I first heard of this book sometime last year, and it instantly piqued my interest, so I contacted the publisher to see if they’d like to do a review/giveaway here. They said yes, but my review copy never quite showed up.
Eventually, I decided to count that a lost cause and I put the book on hold at my library.
Fortunately, the wait there was pretty short. In a few days, a “your book has arrived” email showed up in my inbox and I scooted off to the library really promptly to pick it up.
Once I picked it up, I could barely put it down, and I finished it in just a few days.
Elizabeth Cline has been called the Michael Pollan of clothing, and I can see why. She takes us behind the scenes, exploring the reason our clothes, shoes, and accessories have gotten less and less expensive and why we’ve been buying more and more of them.
Her tour of overseas garment factories was fascinating, and I was also really intrigued to learn more about the history of clothing manufacturing.
In addition to being interesting, some of the information in this book is downright depressing (again, not unlike a read through Michael Pollan’s books!)
Though I knew that much of our clothing is made overseas, I was so surprised to learn about how recently this switch happened.
Currently, only 2% of our clothing is made here in the U.S., but as recently as 1990, 50% of our clothing was made in the U.S.
That wasn’t that long ago.
Companies make their clothing overseas because labor there is so inexpensive. So inexpensive, that even with the added costs of shipping, it’s still cheaper to outsource the job.
And since companies can reduce costs so much this way, clothing has gotten less and less expensive as time has gone on.
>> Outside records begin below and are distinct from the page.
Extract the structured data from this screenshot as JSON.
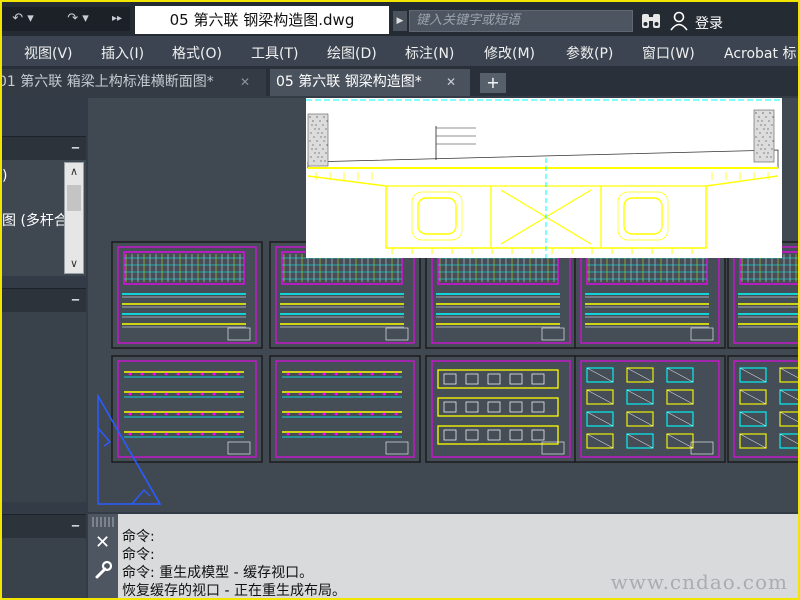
{
  "titlebar": {
    "doc_title": "05 第六联 钢梁构造图.dwg",
    "search_placeholder": "键入关键字或短语",
    "login_label": "登录",
    "qat_icons": [
      "undo-icon",
      "redo-icon",
      "expand-icon"
    ]
  },
  "menu": {
    "items": [
      "视图(V)",
      "插入(I)",
      "格式(O)",
      "工具(T)",
      "绘图(D)",
      "标注(N)",
      "修改(M)",
      "参数(P)",
      "窗口(W)",
      "Acrobat 标"
    ]
  },
  "tabs": {
    "items": [
      {
        "label": "01 第六联 箱梁上构标准横断面图*",
        "active": false
      },
      {
        "label": "05 第六联 钢梁构造图*",
        "active": true
      }
    ],
    "close_glyph": "✕",
    "add_glyph": "+"
  },
  "palettes": {
    "close_glyph": "–",
    "palette1_lines": [
      ")",
      "图 (多杆合"
    ]
  },
  "command": {
    "lines": [
      "命令:",
      "命令:",
      "命令:  重生成模型 - 缓存视口。",
      "恢复缓存的视口 - 正在重生成布局。"
    ],
    "close_glyph": "✕"
  },
  "watermark": "www.cndao.com",
  "colors": {
    "cad_yellow": "#ffff00",
    "cad_magenta": "#ff00ff",
    "cad_cyan": "#00ffff",
    "cad_white": "#ffffff",
    "ucs_blue": "#2a5cff"
  }
}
That means we buy, buy, buy, buy, and then do some more buying. And then we end up with way more clothes than we can wear. While we do donate some of them (more than thrift stores can even sell!), we also throw a lot away.
In fact, Americans throw away 12.7 million tons of textiles every year, which works out to 68 pounds per person.
I’m sure I don’t need to go over how incredibly wasteful this is…to use labor and natural resources to make things that we wear a few times and then throw away.
In times past, people tended to spend much, much more on each piece of clothing, and their wardrobes were only a fraction of the size of ours. It’s not so much that they spent a far greater portion of their income on clothing, it’s that they spent more on fewer pieces. We still spend a fair amount of money on clothes, but we get way more items for that money.
On the surface, this seems like an awesome thing (More for less. Woo!), but the clothing we buy is poorly made, doesn’t last, is generally made in factories which abuse their workers and pollute the environment, and we’ve got so many clothes, we can’t possibly use them all.
Which makes me think this more for less thing is not such a great deal after all.
What should we do about this mess?
The scope of our clothing problem is overwhelming, to be sure, and it seems like we can’t possibly make a difference. I do think there are some things we can do, but when I started writing about them here, this post became unbearably long.
So, I’m going to stop this post right here and then tomorrow, I’ll share my thoughts about how we can practically handle the clothing problem we face.
For now, I’ll leave you with a quote from the book.
“Building a wardrobe over time, saving up and investing in well-made pieces, obsessing over the perfect hem, luxuriating in fabrics, and patching up and altering our clothes are old-fashioned habits. But they’re also deeply satisfying antidotes to the empty uniformity of cheapness.”
You can get buy a hardback copy of Overdressed(affiliate link) (paperback is coming in August) and there’s also a Kindle version (affiliate link) available for $12.99. Your local public library should have a copy as well.
Whatever method you choose, do read this book. I think you’ll find it to be eye-opening and life changing.
Joshua’s 365 post: Shoes Wednesday
Also, I’m giving away a $100 Shell gift card. Unless you’re carless, you should totally enter.